Death of a Neighbor
In past blogs we've remembered important people who have died. Kaye Pearson, Jack Cooney, most recently Tom Oxley. Today, in Boise, Idaho, there is a memorial service for Ruth Gullstrom. She was 98. More importantly, she was our neighbor for 16 years.
When we came to Florida in 1970, we found a pretty house in Colee Hammock. What we did not know was that our neighbors were watching with interest to see who bought the house. They were up to here with the wild parties held by the previous owners. But Ruth and Al immediately befriended us, and that is an understatement if there is any way to understate or exaggerate the word friend. Al, whose real first name was Carl, arrived in Florida in 1918. He was 2 years old, the son of a Finnish immigrant to Massachusetts. They came down because a sister was ill and the doctors suggested a warmer climate. She died anyway. Al recalled the 1926 hurricane when their house on Ravenswood Road blew away and he helped men mount the house on logs and roll it back in place. It stayed there until airport expansion took it away in the 1980s.
Ruth was 30 years older than my wife Peggy, but they became best friends. Ruth was warm, funny and loving. She used to give our kids cookies and milk. Years later, when our son Mark arrived with a spring break gang from Notre Dame, Ruth and Al put them up in a spare room. They were surrogate grandparents.

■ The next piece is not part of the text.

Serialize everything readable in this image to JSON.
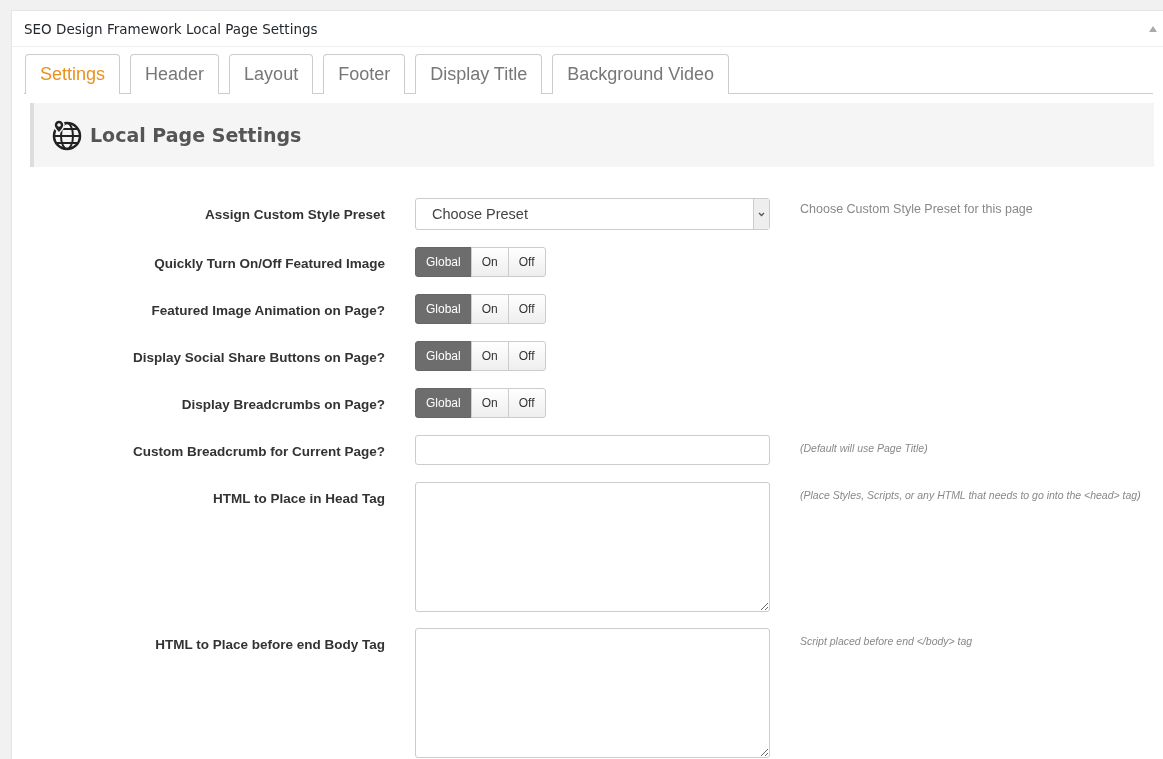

In 1982 we had a bad break. We were broke and planned to take the kids out of private school. Our youngest, Julie, was at Happyland, the First Presbyterian Church pre-school. Ruth and Al picked up the tuition. We never asked them. They just did it. Neighbors.
Al, a carpenter by trade, was a longtime employee of Causeway Lumber. He could do anything, always in a slow, drawling way. One New Year’s Day we awoke to a water spout in our front yard. A pipe had broken. Al had heart trouble, and I did not want to trouble him, but he was the only guy I knew who could save Florida from drowning. He went into his shop and hammered a piece of pipe so that it fit over the key leading from the main. The man literally made a tool in about five minutes. That shut off the water.
“Thanks Al,” I said. “We’ll get a plumber Monday.”
“It’s New Year’s,” Al said. “You gotta have water.”
Conscious of his bad heart, I protested. But he went back to his work room and produced a spade, a bit of hose and a hacksaw. He dug up the ground, cut the rusted part of the pipe and fitted the hose over the gap. All I did was stand by with a two-by-four and pressed a little when Al said to. It took about 30 minutes. That fix lasted for several years, and we had water on New Year’s Day.
This could go on. One Christmas Ruth asked me to get a picture of Foy Fleming, who lived in that classic walled house on our street. I did not know it, but Peggy thought he was the best-looking man who ever lived. She was not alone. Ruth wanted to play a joke on Peg but was too shy to ask Foy for a picture of himself so she could have fun with it. She asked me to call Foy. I told him the story.
“Bunny,” he said, in his southern way, “I probably shouldn’t do this, but I will.”
The picture was a Christmas gift. It read: “To Peggy, with all my love, Foy.”
Ruth and Al moved to Ocala in 1986, and we often visited. They bought land next to large horse farms and it was great fun to walk the dirt roads and get to know the horses. Al died and Ruth moved to Boise to be near their son, Chuck. Peggy kept in touch by phone and we always enjoyed the amusing cards Ruth sent for birthdays, etc. We knew she was failing and we talked about taking the time to visit her.
My wife is sad today, for the reasons here mentioned and the countless other kindnesses that came from wonderful people and the blessing of living next door to them. Peggy wishes we could do something. I told her I would think of something.